By using this website, you agree to our use of cookies to enhance your experience.


Money-saving hacks to help you cut costs on home insurance

According to research, the average cost of home insurance was £300 in 2022 – a record low. However, this could increase in 2023 due to a rise in subsidence claims, a surge in frozen pipe payouts and the rising costs of building materials and labour. 

While this may cause upset among many homeowners, the truth is we all need it. 

In many cases, such as if you have a mortgage outstanding on a property or are renting - home, buildings or contents insurance is a contractual requirement. If you own your home outright, there's no obligation to have a policy, but it's advisable as a form of financial protection. 


Here are some secret money-saving hacks to keep your home insurance premium down: 

1 Increase home security 

New figures have revealed a six percent rise in domestic burglary in the last year alone. 

And if the increase - which has been linked to the cost-of-living crisis - doesn’t encourage people to boost their home security efforts, the fact it could save them money should. 

While your home insurance should cover against loss or damage to your home and its contents, it can be a lengthy process and your premium could rise should you make a claim. 

Take the opportunity to improve your home security by updating door locks or installing security cameras and a burglar alarm. Meanwhile, a security app to control lighting and heating remotely can deter thieves from targeting your home. 

Plus, another hack could be to install a gravel pathway to deter thieves – with the crunching noise of the gravel likely to attract the attention of neighbours.  

2 Calculate the rebuild costs correctly 

Upon moving into your property, the BCIS Rebuild Calculator can help calculate the cost of rebuilding homes built with brick or stone walls and tile or slate roofs.  

Alternatively, if your house consists of alternative materials, was built before 1850 or is a listed building, a chartered surveyor can assist in providing an accurate and up-to-date quote every few years. 

Not calculating the costs properly can result in a high premium on buildings insurance, whilst under-insuring will see you out-of-pocket if your home gets damaged beyond repair. 

3 Value your belongings accurately 

Studies show the average UK home to contain around £35,000 worth of goods. 

Spend time accurately pricing up the cost of replacing your belongings as-new and according to today’s prices before investing in contents insurance. Over-estimating could result in you paying too much, whereas under-estimating could see you lose money on your personal items when receiving a claim payout. 

4 Join a neighbourhood watch scheme 

There are over 2.3 million members of Neighbourhood Watch in England and Wales – a scheme created to reduce crime in communities. 

For some insurers, being part of such a scheme can be a draw as it lowers the risk of you claiming and can result in them reducing your home insurance premium. 

5 Describe your occupation accurately 
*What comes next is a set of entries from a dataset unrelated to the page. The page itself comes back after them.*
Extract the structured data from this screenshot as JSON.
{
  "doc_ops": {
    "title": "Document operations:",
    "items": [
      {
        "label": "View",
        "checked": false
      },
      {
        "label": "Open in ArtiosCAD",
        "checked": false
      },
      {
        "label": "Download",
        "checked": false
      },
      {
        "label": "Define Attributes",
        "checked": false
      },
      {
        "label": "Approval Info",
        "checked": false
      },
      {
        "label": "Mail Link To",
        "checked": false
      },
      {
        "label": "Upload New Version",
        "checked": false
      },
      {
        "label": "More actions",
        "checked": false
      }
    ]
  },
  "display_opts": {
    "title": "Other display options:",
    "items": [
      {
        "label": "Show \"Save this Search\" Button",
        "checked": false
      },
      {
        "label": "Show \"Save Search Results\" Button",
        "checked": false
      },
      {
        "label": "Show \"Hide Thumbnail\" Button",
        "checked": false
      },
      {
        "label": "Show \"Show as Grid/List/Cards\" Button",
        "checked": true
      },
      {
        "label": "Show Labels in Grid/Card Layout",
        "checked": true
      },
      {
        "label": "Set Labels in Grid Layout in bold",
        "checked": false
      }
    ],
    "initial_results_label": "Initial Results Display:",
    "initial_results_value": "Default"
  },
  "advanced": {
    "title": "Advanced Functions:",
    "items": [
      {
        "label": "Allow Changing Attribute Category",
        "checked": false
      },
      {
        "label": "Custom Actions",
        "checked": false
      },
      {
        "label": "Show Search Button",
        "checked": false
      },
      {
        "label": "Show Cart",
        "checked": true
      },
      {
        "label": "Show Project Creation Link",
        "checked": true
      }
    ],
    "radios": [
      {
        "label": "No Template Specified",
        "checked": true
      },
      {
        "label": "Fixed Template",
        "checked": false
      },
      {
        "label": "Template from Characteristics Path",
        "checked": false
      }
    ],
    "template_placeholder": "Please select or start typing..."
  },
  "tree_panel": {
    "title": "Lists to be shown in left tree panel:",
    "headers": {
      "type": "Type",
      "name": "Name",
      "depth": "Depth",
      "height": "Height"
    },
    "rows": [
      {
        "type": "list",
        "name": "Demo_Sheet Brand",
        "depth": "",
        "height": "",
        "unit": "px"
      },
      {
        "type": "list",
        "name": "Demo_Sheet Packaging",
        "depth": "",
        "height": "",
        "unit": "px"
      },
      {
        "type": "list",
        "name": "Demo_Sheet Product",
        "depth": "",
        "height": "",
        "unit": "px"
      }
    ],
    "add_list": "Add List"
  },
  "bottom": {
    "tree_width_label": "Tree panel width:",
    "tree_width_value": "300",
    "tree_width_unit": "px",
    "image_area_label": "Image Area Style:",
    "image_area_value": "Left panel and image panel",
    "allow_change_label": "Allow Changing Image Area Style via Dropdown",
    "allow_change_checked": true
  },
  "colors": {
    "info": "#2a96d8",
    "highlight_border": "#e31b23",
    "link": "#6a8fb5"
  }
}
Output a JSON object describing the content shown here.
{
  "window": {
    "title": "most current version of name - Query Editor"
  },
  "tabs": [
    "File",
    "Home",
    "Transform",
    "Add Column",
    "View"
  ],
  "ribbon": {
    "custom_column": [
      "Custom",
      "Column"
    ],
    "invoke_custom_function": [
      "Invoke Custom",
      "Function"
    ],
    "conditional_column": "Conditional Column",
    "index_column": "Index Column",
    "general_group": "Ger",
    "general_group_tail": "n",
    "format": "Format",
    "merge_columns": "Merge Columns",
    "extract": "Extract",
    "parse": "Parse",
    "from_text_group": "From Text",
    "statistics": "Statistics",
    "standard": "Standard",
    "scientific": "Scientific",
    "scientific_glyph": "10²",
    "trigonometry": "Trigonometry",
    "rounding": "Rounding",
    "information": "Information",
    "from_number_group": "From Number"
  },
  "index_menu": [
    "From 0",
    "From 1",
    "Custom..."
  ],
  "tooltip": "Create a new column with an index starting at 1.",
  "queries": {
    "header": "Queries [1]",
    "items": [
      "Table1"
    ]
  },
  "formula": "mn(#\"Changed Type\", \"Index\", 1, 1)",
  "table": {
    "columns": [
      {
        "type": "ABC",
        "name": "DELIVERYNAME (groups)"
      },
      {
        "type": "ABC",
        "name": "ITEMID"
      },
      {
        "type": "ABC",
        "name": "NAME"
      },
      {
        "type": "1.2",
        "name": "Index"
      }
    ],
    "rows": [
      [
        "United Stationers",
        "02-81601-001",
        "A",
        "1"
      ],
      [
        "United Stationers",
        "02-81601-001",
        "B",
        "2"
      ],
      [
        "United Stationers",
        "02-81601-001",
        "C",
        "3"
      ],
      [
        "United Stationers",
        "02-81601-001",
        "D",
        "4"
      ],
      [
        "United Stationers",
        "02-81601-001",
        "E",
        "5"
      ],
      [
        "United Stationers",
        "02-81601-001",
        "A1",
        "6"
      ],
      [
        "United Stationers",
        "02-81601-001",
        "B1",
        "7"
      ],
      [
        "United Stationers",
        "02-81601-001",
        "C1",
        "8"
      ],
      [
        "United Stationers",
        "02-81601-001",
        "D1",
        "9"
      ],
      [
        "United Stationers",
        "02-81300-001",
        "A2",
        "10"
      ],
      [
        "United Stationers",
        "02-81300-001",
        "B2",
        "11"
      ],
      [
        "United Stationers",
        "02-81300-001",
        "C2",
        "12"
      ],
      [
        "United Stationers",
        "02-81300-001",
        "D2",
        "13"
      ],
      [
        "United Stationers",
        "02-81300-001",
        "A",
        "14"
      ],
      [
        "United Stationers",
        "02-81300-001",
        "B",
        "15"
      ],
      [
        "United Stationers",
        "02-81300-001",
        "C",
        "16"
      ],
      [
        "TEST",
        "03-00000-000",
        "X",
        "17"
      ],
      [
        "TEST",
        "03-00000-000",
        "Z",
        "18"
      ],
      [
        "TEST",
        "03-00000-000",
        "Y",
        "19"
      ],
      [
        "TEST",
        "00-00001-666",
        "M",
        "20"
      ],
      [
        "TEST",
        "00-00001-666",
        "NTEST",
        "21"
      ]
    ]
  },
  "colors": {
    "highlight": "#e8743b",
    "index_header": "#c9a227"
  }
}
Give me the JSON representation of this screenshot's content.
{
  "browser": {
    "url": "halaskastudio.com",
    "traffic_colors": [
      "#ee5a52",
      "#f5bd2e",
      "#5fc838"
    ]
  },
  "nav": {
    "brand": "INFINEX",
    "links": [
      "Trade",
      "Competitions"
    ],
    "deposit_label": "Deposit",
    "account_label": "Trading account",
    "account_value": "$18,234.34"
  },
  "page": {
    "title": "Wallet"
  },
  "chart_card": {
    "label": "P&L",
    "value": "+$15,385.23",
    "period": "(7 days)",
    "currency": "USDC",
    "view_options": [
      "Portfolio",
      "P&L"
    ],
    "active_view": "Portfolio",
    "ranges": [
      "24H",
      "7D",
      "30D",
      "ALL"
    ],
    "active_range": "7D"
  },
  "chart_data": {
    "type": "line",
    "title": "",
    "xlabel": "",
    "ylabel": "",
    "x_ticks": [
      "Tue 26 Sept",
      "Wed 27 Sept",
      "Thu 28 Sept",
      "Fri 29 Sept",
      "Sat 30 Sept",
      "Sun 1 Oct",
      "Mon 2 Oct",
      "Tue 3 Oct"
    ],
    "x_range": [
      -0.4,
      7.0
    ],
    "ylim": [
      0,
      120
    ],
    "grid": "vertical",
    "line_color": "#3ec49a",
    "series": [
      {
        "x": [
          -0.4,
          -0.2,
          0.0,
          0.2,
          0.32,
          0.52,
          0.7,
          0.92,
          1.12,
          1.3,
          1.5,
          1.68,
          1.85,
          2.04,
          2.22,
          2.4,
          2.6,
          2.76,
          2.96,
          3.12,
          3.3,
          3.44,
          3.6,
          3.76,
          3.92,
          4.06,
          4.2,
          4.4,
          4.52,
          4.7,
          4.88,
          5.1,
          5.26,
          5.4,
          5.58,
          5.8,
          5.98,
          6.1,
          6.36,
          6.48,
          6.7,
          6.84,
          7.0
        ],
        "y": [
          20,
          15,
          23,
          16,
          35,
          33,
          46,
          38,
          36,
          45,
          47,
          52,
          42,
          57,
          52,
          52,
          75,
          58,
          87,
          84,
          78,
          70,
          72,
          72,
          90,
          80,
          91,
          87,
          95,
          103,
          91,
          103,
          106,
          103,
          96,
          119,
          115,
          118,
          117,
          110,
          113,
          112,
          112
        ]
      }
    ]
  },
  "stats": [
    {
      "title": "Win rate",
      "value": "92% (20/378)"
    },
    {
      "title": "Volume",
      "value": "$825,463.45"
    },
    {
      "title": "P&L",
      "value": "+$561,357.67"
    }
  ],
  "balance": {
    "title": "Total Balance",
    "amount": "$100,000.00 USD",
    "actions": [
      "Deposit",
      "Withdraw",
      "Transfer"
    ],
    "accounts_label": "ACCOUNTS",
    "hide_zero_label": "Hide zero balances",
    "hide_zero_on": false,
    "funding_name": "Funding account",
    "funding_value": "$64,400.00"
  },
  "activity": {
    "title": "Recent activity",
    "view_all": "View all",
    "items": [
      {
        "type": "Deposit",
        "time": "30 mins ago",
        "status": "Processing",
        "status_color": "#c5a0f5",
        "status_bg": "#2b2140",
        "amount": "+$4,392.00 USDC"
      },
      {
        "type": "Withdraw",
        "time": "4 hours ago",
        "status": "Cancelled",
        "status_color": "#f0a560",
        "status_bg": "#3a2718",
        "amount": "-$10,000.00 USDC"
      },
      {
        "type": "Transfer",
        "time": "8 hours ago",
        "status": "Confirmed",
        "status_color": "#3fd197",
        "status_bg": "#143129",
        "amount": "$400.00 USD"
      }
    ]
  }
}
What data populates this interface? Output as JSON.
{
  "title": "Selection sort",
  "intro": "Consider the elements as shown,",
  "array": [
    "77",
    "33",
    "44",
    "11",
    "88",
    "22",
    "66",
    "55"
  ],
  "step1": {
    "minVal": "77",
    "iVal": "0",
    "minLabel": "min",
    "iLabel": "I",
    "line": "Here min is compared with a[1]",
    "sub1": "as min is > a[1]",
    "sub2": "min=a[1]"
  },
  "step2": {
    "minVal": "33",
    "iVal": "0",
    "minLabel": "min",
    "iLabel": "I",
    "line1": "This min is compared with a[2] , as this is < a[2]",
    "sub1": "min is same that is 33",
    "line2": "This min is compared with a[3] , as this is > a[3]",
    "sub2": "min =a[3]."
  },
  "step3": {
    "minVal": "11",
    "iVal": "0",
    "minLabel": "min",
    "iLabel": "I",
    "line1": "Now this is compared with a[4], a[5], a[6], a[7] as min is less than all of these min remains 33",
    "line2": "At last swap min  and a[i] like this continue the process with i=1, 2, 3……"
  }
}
Some professions can prove more high risk than others. So, ensure you’ve got the correct job information on your insurance policy and update your insurer if your situation changes.  

And if you are in a high-risk occupation, some insurers will offer specialist insurance. High-risk occupations typically involve working at home, having regular visitors to the property, or working late nights leaving the property empty and vulnerable to burglars.

6 Insulate water pipes 

Burst water pipes are a huge and expensive issue in the UK, particularly in the winter when the cold weather puts pressure on them.  

While your insurance may cover water damage as a standard feature of building insurance, taking reasonable steps like insulating pipes outside your building and in the loft to prevent the issue could help lower your premium. 

7 Get on the electoral roll 

Some insurance providers use the electoral roll to confirm your identity when performing credit checks.  


Please login to comment

MovePal MovePal MovePal